By Santosh Sachdeva
Rites of passage are being uniquely injected with spirit. Here, two seekers consecrate their marriage with a moving ceremony seeking universal blessings
When two seekers decide to tie the knot, chances are that they will bring their sensibility to the marriage ceremony. More and more are choosing to craft a celebration that is personally meaningful and aligned to their own belief systems. A case in point is the recent marriage of Sheetal Sanghvi, founder of the Pune-based Urban Ashram and his girlfriend, Khushmita Biyani, a yoga teacher. The two met at the Urban Ashram and their common aspirations and values knit them together.

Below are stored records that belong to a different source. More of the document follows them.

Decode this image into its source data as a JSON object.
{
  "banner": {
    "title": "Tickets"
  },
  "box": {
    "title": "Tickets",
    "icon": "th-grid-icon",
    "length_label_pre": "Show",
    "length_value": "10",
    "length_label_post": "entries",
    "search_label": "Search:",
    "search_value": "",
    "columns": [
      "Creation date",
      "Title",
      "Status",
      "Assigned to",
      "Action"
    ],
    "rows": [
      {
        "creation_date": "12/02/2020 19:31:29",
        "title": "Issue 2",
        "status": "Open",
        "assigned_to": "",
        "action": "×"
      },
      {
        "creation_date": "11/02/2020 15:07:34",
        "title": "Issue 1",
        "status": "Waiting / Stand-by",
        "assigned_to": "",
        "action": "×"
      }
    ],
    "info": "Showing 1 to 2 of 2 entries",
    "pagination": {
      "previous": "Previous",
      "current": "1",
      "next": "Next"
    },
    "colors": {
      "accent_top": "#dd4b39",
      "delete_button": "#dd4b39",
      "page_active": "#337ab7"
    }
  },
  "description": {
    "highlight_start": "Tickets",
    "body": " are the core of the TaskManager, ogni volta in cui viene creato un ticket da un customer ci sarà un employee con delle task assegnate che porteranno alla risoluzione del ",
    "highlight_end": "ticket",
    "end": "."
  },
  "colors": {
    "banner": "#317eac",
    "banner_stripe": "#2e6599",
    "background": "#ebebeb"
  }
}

The couple was keen to enhance the grace of their union through a mindful ceremony where they could be fully present and receptive to universal blessings and loving guidance. Accordingly, after the traditional, colourful Vedic wedding, a simple, yet sacred ceremony was designed to strengthen their intention of coming together in love, spiritual evolution and service.
The location was carefully chosen to emphasise our intrinsic connection with nature’s timeless beauty, grace and wisdom. Sunset brought out the gorgeous colours of the witnessing sky, river, greenery and birds. The serene venue was lit up with soft, discreet lights and The locale of the ceremony a minimalist gold and white theme added charm to the setting.

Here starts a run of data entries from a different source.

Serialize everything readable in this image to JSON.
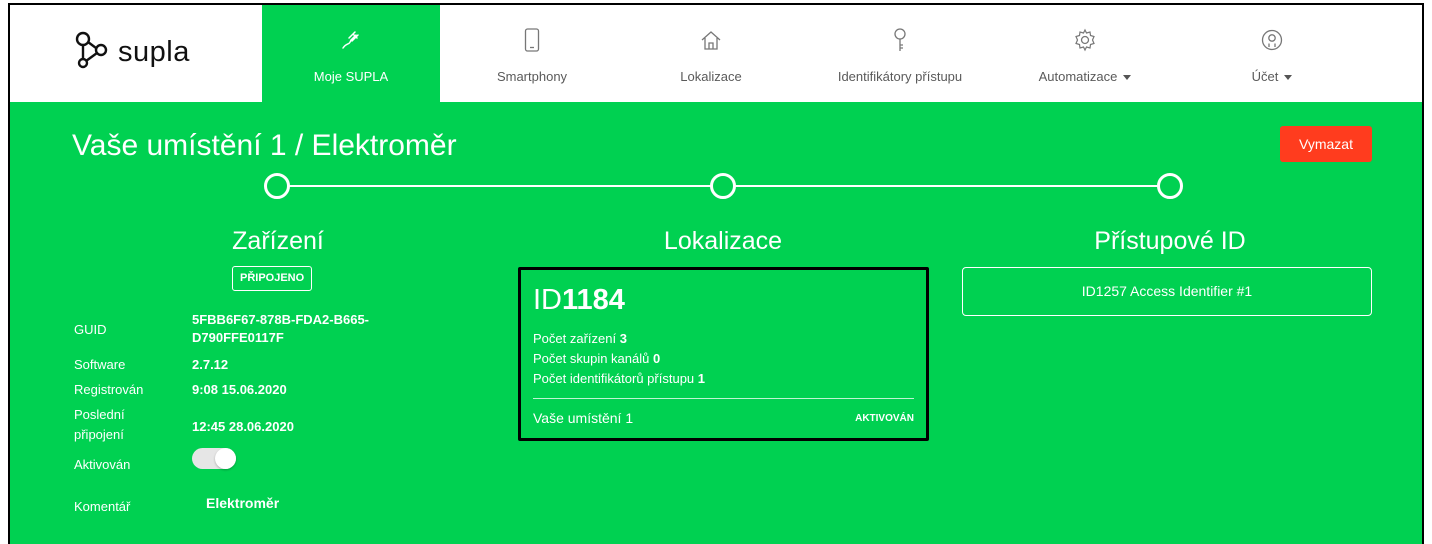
{
  "brand": {
    "name": "supla",
    "icon": "supla-logo-icon"
  },
  "nav": {
    "items": [
      {
        "label": "Moje SUPLA",
        "icon": "plug-icon",
        "active": true
      },
      {
        "label": "Smartphony",
        "icon": "smartphone-icon"
      },
      {
        "label": "Lokalizace",
        "icon": "home-icon"
      },
      {
        "label": "Identifikátory přístupu",
        "icon": "key-icon"
      },
      {
        "label": "Automatizace",
        "icon": "gear-icon",
        "dropdown": true
      },
      {
        "label": "Účet",
        "icon": "user-icon",
        "dropdown": true
      }
    ]
  },
  "page": {
    "title": "Vaše umístění 1 / Elektroměr",
    "delete_label": "Vymazat"
  },
  "columns": {
    "device": "Zařízení",
    "location": "Lokalizace",
    "access": "Přístupové ID"
  },
  "device": {
    "status": "PŘIPOJENO",
    "guid_label": "GUID",
    "guid_line1": "5FBB6F67-878B-FDA2-B665-",
    "guid_line2": "D790FFE0117F",
    "software_label": "Software",
    "software_value": "2.7.12",
    "registered_label": "Registrován",
    "registered_value": "9:08 15.06.2020",
    "last_conn_label_1": "Poslední",
    "last_conn_label_2": "připojení",
    "last_conn_value": "12:45 28.06.2020",
    "active_label": "Aktivován",
    "active": true,
    "comment_label": "Komentář",
    "comment_value": "Elektroměr"
  },
  "location": {
    "id_prefix": "ID",
    "id_number": "1184",
    "devices_label": "Počet zařízení",
    "devices_count": "3",
    "channel_groups_label": "Počet skupin kanálů",
    "channel_groups_count": "0",
    "access_ids_label": "Počet identifikátorů přístupu",
    "access_ids_count": "1",
    "name": "Vaše umístění 1",
    "status": "AKTIVOVÁN"
  },
  "access": {
    "label": "ID1257 Access Identifier #1"
  },
  "colors": {
    "brand_green": "#00d151",
    "danger": "#ff3c1e",
    "text_light": "#ffffff"
  }
}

I had the honour of anchoring the ceremony. An excerpt:
“You are being held by the beautiful and nourishing Mother Earth.
May this remind you of the value of steadiness, nurturing and patience in your relationship.
The graceful river ambles on beside us. May the flowing waters remind you of the virtues of flexibility, adaptability and perseverance in your coming years. Just as your union was purified and blessed by the sacred fire, the sun shines its joy and ceaseless energy on you now.
May it continually remind you of the celebration, enthusiasm and productivity that light and lightness bring.
Dr Megha Deoskar, a close friend of Sheetal’s, rendered an exquisite chant of Adi Shankaracharya’s Atmashatakam (Chidananda rupam,Shivoham, Shivoham), Shivoham, Shivoham), transporting listeners to another realm. She was accompanied by the groom’s sister Mayatai. Dr Mangesh Teli (Khushmita’s uncle and Chairman at the Lotus Temple, Delhi) read words on marriage from the Bahai texts. Roya Singh, a school friend of Khushmita, sweetly sang a Baha-ullah verse. Madhusudan and Meghana Agrawal, the founders of MAM movies, jointly read Gibran’s famous passage, Manav Menon recites Rumi Fairy Mazkoorie singing her heart out You Were Born Together. Here is an excerpt: “Love one another but make not a bond of love. Let it rather be a moving sea between the shores of your souls. Fill each other’s cup but drink not from one cup. Give one another of your bread but eat not from the same loaf.”
This was followed by Dr S Pramod and Ritu Tripathi, friends of the groom, singing Gurubani – ‘Ik Onkar’. Manav Menon, a supporter of the Urban Ashram, then read the classic Rumi poem, Looking for your face. To share a small part of it:
From the beginning of my life I have been looking for your face but today I have seen it Today I have seen the charm, the beauty, the unfathomable grace of the face that I was looking for
After being attentively immersed in this grace and love, the couple moved away to a water deck to articulate the vision of their life together.
In the meantime, Fairy Mazkoorie, another school friend of Khushmita’s, rendered a soulful version of Shania Twain’s From this moment on. The couple was welcomed back with Fairy and Khorshid Raman singing a lively Top of the World.
All present now read the Apache Wedding Blessing, showering rose petals on them as they embarked on their new life:
Now you will feel no rain,
For each of you will be shelter to the other. Now you will feel no cold,
For each of you will be warmth to the other.
Now there is no more loneliness,
For each of you will be companion to the other.
Now you are two bodies,
But there is only one life before you.
Go now to your dwelling place,
To enter into the days of your togetherness.
And may your days be good and long upon the earth.